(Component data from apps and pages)
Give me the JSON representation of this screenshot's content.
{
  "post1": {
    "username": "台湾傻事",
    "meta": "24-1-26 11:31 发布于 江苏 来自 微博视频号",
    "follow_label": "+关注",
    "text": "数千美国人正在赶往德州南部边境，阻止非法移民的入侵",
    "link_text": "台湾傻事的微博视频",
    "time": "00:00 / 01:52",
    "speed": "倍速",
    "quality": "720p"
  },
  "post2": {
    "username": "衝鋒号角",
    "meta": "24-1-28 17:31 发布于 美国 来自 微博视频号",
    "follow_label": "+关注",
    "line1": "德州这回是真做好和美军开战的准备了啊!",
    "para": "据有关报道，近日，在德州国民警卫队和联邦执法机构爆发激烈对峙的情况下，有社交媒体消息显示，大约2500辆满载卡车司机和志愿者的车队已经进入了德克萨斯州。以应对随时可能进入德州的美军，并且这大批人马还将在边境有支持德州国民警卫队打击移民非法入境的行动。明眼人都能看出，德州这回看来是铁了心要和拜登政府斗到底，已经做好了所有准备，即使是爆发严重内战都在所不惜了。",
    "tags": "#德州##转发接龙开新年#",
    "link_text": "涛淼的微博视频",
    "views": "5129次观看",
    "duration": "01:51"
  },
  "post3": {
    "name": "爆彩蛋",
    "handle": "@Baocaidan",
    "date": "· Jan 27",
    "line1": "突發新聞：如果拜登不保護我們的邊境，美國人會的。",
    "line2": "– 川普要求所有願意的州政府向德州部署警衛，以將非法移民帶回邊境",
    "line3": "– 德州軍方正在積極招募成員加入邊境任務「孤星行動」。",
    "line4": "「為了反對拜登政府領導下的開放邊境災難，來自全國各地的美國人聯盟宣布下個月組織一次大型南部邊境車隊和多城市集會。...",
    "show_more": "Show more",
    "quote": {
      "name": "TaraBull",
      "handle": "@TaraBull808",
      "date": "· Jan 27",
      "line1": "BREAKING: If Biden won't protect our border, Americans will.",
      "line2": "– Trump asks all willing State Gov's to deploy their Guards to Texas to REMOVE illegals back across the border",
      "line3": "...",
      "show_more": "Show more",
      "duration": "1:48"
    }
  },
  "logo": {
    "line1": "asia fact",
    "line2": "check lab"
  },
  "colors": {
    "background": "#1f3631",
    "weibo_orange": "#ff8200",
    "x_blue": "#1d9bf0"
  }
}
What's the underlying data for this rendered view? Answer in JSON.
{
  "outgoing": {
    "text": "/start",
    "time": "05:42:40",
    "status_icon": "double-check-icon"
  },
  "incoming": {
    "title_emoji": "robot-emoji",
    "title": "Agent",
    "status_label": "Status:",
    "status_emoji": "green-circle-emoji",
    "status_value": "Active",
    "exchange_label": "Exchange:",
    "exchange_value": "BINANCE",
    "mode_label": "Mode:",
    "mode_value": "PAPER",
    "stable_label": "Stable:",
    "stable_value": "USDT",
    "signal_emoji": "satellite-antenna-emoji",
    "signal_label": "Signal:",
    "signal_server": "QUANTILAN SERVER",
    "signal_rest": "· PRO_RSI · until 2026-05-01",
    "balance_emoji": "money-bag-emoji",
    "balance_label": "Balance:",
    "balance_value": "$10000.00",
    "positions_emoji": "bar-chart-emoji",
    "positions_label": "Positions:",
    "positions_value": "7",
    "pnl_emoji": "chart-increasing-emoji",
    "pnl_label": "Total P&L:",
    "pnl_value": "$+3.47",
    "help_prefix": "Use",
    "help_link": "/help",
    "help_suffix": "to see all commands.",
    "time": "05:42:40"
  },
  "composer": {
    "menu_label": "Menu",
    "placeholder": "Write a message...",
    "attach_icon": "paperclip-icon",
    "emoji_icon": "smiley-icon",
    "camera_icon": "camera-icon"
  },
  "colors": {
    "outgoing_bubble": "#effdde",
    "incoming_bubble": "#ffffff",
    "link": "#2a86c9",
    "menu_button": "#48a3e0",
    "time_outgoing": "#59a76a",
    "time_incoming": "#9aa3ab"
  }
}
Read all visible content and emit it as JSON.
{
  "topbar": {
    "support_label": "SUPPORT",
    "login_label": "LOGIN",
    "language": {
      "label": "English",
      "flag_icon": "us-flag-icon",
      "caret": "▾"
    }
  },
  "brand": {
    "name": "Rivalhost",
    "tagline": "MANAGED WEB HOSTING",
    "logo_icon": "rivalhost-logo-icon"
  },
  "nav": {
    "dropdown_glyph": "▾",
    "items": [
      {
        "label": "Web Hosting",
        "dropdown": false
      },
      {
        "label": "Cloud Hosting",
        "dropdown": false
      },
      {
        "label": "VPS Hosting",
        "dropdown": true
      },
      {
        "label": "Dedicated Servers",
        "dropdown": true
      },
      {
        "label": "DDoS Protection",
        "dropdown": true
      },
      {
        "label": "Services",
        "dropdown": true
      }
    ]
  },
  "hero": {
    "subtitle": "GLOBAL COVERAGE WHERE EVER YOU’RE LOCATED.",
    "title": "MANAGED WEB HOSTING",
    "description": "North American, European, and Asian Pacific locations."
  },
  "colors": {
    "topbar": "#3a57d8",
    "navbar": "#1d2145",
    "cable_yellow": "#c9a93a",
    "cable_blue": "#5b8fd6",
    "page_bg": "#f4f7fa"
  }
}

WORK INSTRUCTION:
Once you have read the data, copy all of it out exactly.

RESPONSE BOX:
Give me the JSON representation of this screenshot's content.
{
  "post1": {
    "username": "台湾傻事",
    "meta": "24-1-26 11:31 发布于 江苏 来自 微博视频号",
    "follow_label": "+关注",
    "text": "数千美国人正在赶往德州南部边境，阻止非法移民的入侵",
    "link_text": "台湾傻事的微博视频",
    "time": "00:00 / 01:52",
    "speed": "倍速",
    "quality": "720p"
  },
  "post2": {
    "username": "衝鋒号角",
    "meta": "24-1-28 17:31 发布于 美国 来自 微博视频号",
    "follow_label": "+关注",
    "line1": "德州这回是真做好和美军开战的准备了啊!",
    "para": "据有关报道，近日，在德州国民警卫队和联邦执法机构爆发激烈对峙的情况下，有社交媒体消息显示，大约2500辆满载卡车司机和志愿者的车队已经进入了德克萨斯州。以应对随时可能进入德州的美军，并且这大批人马还将在边境有支持德州国民警卫队打击移民非法入境的行动。明眼人都能看出，德州这回看来是铁了心要和拜登政府斗到底，已经做好了所有准备，即使是爆发严重内战都在所不惜了。",
    "tags": "#德州##转发接龙开新年#",
    "link_text": "涛淼的微博视频",
    "views": "5129次观看",
    "duration": "01:51"
  },
  "post3": {
    "name": "爆彩蛋",
    "handle": "@Baocaidan",
    "date": "· Jan 27",
    "line1": "突發新聞：如果拜登不保護我們的邊境，美國人會的。",
    "line2": "– 川普要求所有願意的州政府向德州部署警衛，以將非法移民帶回邊境",
    "line3": "– 德州軍方正在積極招募成員加入邊境任務「孤星行動」。",
    "line4": "「為了反對拜登政府領導下的開放邊境災難，來自全國各地的美國人聯盟宣布下個月組織一次大型南部邊境車隊和多城市集會。...",
    "show_more": "Show more",
    "quote": {
      "name": "TaraBull",
      "handle": "@TaraBull808",
      "date": "· Jan 27",
      "line1": "BREAKING: If Biden won't protect our border, Americans will.",
      "line2": "– Trump asks all willing State Gov's to deploy their Guards to Texas to REMOVE illegals back across the border",
      "line3": "...",
      "show_more": "Show more",
      "duration": "1:48"
    }
  },
  "logo": {
    "line1": "asia fact",
    "line2": "check lab"
  },
  "colors": {
    "background": "#1f3631",
    "weibo_orange": "#ff8200",
    "x_blue": "#1d9bf0"
  }
}
What's the underlying data for this rendered view? Answer in JSON.
{
  "outgoing": {
    "text": "/start",
    "time": "05:42:40",
    "status_icon": "double-check-icon"
  },
  "incoming": {
    "title_emoji": "robot-emoji",
    "title": "Agent",
    "status_label": "Status:",
    "status_emoji": "green-circle-emoji",
    "status_value": "Active",
    "exchange_label": "Exchange:",
    "exchange_value": "BINANCE",
    "mode_label": "Mode:",
    "mode_value": "PAPER",
    "stable_label": "Stable:",
    "stable_value": "USDT",
    "signal_emoji": "satellite-antenna-emoji",
    "signal_label": "Signal:",
    "signal_server": "QUANTILAN SERVER",
    "signal_rest": "· PRO_RSI · until 2026-05-01",
    "balance_emoji": "money-bag-emoji",
    "balance_label": "Balance:",
    "balance_value": "$10000.00",
    "positions_emoji": "bar-chart-emoji",
    "positions_label": "Positions:",
    "positions_value": "7",
    "pnl_emoji": "chart-increasing-emoji",
    "pnl_label": "Total P&L:",
    "pnl_value": "$+3.47",
    "help_prefix": "Use",
    "help_link": "/help",
    "help_suffix": "to see all commands.",
    "time": "05:42:40"
  },
  "composer": {
    "menu_label": "Menu",
    "placeholder": "Write a message...",
    "attach_icon": "paperclip-icon",
    "emoji_icon": "smiley-icon",
    "camera_icon": "camera-icon"
  },
  "colors": {
    "outgoing_bubble": "#effdde",
    "incoming_bubble": "#ffffff",
    "link": "#2a86c9",
    "menu_button": "#48a3e0",
    "time_outgoing": "#59a76a",
    "time_incoming": "#9aa3ab"
  }
}
Read all visible content and emit it as JSON.
{
  "topbar": {
    "support_label": "SUPPORT",
    "login_label": "LOGIN",
    "language": {
      "label": "English",
      "flag_icon": "us-flag-icon",
      "caret": "▾"
    }
  },
  "brand": {
    "name": "Rivalhost",
    "tagline": "MANAGED WEB HOSTING",
    "logo_icon": "rivalhost-logo-icon"
  },
  "nav": {
    "dropdown_glyph": "▾",
    "items": [
      {
        "label": "Web Hosting",
        "dropdown": false
      },
      {
        "label": "Cloud Hosting",
        "dropdown": false
      },
      {
        "label": "VPS Hosting",
        "dropdown": true
      },
      {
        "label": "Dedicated Servers",
        "dropdown": true
      },
      {
        "label": "DDoS Protection",
        "dropdown": true
      },
      {
        "label": "Services",
        "dropdown": true
      }
    ]
  },
  "hero": {
    "subtitle": "GLOBAL COVERAGE WHERE EVER YOU’RE LOCATED.",
    "title": "MANAGED WEB HOSTING",
    "description": "North American, European, and Asian Pacific locations."
  },
  "colors": {
    "topbar": "#3a57d8",
    "navbar": "#1d2145",
    "cable_yellow": "#c9a93a",
    "cable_blue": "#5b8fd6",
    "page_bg": "#f4f7fa"
  }
}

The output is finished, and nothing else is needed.